● YOUR OBJECTIVE
Make an exact copy of every record that follows.

● MATERIAL TO PROCESS
[Start of section]
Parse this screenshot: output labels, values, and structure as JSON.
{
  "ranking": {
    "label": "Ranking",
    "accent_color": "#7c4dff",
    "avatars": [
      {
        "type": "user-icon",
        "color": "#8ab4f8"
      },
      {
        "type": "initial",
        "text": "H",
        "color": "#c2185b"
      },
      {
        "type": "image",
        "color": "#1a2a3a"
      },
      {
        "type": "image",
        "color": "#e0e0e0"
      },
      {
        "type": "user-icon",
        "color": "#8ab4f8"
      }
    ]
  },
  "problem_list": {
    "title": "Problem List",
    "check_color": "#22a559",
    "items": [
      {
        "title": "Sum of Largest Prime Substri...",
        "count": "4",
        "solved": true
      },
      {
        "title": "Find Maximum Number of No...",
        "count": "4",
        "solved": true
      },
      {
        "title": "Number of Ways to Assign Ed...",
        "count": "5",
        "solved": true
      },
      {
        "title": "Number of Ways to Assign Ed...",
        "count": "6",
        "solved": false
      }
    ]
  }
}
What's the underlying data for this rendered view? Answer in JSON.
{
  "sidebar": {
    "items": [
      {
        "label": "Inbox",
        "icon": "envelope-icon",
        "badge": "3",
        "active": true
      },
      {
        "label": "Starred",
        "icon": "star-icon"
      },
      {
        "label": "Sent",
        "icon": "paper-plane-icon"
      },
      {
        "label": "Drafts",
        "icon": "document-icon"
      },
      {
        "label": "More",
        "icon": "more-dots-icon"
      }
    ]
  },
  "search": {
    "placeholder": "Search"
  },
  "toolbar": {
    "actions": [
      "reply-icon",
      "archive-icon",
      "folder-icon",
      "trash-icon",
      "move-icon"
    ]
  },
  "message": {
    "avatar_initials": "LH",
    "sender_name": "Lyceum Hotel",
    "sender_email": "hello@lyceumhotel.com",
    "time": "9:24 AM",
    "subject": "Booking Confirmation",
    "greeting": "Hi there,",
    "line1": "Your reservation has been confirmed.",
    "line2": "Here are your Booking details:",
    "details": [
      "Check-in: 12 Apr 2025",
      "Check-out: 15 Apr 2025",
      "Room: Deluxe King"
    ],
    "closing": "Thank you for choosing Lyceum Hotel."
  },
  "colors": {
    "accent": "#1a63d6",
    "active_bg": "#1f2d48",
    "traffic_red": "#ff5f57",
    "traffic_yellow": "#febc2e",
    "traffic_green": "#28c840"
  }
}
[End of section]
● RESPONSE BELOW
Parse this screenshot: output labels, values, and structure as JSON.
{
  "ranking": {
    "label": "Ranking",
    "accent_color": "#7c4dff",
    "avatars": [
      {
        "type": "user-icon",
        "color": "#8ab4f8"
      },
      {
        "type": "initial",
        "text": "H",
        "color": "#c2185b"
      },
      {
        "type": "image",
        "color": "#1a2a3a"
      },
      {
        "type": "image",
        "color": "#e0e0e0"
      },
      {
        "type": "user-icon",
        "color": "#8ab4f8"
      }
    ]
  },
  "problem_list": {
    "title": "Problem List",
    "check_color": "#22a559",
    "items": [
      {
        "title": "Sum of Largest Prime Substri...",
        "count": "4",
        "solved": true
      },
      {
        "title": "Find Maximum Number of No...",
        "count": "4",
        "solved": true
      },
      {
        "title": "Number of Ways to Assign Ed...",
        "count": "5",
        "solved": true
      },
      {
        "title": "Number of Ways to Assign Ed...",
        "count": "6",
        "solved": false
      }
    ]
  }
}
What's the underlying data for this rendered view? Answer in JSON.
{
  "sidebar": {
    "items": [
      {
        "label": "Inbox",
        "icon": "envelope-icon",
        "badge": "3",
        "active": true
      },
      {
        "label": "Starred",
        "icon": "star-icon"
      },
      {
        "label": "Sent",
        "icon": "paper-plane-icon"
      },
      {
        "label": "Drafts",
        "icon": "document-icon"
      },
      {
        "label": "More",
        "icon": "more-dots-icon"
      }
    ]
  },
  "search": {
    "placeholder": "Search"
  },
  "toolbar": {
    "actions": [
      "reply-icon",
      "archive-icon",
      "folder-icon",
      "trash-icon",
      "move-icon"
    ]
  },
  "message": {
    "avatar_initials": "LH",
    "sender_name": "Lyceum Hotel",
    "sender_email": "hello@lyceumhotel.com",
    "time": "9:24 AM",
    "subject": "Booking Confirmation",
    "greeting": "Hi there,",
    "line1": "Your reservation has been confirmed.",
    "line2": "Here are your Booking details:",
    "details": [
      "Check-in: 12 Apr 2025",
      "Check-out: 15 Apr 2025",
      "Room: Deluxe King"
    ],
    "closing": "Thank you for choosing Lyceum Hotel."
  },
  "colors": {
    "accent": "#1a63d6",
    "active_bg": "#1f2d48",
    "traffic_red": "#ff5f57",
    "traffic_yellow": "#febc2e",
    "traffic_green": "#28c840"
  }
}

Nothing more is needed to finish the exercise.